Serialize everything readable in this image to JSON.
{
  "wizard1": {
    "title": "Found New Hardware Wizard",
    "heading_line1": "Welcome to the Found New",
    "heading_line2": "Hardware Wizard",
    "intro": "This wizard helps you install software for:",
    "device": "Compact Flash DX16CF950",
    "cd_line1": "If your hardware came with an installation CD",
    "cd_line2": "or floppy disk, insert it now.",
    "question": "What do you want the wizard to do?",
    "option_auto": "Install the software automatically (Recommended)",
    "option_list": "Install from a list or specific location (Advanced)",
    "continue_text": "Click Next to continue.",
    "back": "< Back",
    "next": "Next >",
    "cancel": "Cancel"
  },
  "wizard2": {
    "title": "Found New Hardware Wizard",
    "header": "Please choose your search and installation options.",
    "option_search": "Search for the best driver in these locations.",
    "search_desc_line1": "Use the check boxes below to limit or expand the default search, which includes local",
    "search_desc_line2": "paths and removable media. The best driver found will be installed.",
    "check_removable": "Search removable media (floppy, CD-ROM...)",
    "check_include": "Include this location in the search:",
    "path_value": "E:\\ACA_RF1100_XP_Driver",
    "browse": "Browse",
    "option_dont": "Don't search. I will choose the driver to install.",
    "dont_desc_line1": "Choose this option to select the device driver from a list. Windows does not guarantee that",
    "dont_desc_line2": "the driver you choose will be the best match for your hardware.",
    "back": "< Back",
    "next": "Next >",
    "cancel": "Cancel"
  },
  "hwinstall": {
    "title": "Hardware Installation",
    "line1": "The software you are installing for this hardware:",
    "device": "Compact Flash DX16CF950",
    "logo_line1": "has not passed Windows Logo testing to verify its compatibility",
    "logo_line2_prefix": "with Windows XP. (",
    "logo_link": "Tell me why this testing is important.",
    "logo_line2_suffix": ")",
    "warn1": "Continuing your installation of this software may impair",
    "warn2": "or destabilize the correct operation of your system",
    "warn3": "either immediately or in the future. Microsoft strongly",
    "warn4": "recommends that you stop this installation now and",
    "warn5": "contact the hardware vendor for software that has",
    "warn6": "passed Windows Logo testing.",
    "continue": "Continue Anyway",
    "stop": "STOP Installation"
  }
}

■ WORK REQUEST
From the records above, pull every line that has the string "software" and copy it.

■ EXERCISE RESULT
    "intro": "This wizard helps you install software for:",
    "option_auto": "Install the software automatically (Recommended)",
    "line1": "The software you are installing for this hardware:",
    "warn1": "Continuing your installation of this software may impair",
    "warn5": "contact the hardware vendor for software that has",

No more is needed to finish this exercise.